SUPPLIED RECORDS START

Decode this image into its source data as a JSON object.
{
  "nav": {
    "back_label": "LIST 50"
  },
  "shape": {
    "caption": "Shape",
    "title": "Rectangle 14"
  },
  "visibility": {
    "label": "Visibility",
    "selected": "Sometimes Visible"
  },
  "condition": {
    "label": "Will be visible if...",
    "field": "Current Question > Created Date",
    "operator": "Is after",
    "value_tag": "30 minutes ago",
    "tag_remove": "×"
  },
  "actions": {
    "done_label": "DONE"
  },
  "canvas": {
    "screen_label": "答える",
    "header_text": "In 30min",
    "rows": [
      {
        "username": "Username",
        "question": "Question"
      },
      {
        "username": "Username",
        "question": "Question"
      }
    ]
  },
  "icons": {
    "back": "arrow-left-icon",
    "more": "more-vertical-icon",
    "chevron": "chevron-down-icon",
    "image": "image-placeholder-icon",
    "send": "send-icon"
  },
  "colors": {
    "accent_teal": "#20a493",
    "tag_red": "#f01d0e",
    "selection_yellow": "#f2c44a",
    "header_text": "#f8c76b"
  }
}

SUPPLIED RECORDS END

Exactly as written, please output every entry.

Decode this image into its source data as a JSON object.
{
  "nav": {
    "back_label": "LIST 50"
  },
  "shape": {
    "caption": "Shape",
    "title": "Rectangle 14"
  },
  "visibility": {
    "label": "Visibility",
    "selected": "Sometimes Visible"
  },
  "condition": {
    "label": "Will be visible if...",
    "field": "Current Question > Created Date",
    "operator": "Is after",
    "value_tag": "30 minutes ago",
    "tag_remove": "×"
  },
  "actions": {
    "done_label": "DONE"
  },
  "canvas": {
    "screen_label": "答える",
    "header_text": "In 30min",
    "rows": [
      {
        "username": "Username",
        "question": "Question"
      },
      {
        "username": "Username",
        "question": "Question"
      }
    ]
  },
  "icons": {
    "back": "arrow-left-icon",
    "more": "more-vertical-icon",
    "chevron": "chevron-down-icon",
    "image": "image-placeholder-icon",
    "send": "send-icon"
  },
  "colors": {
    "accent_teal": "#20a493",
    "tag_red": "#f01d0e",
    "selection_yellow": "#f2c44a",
    "header_text": "#f8c76b"
  }
}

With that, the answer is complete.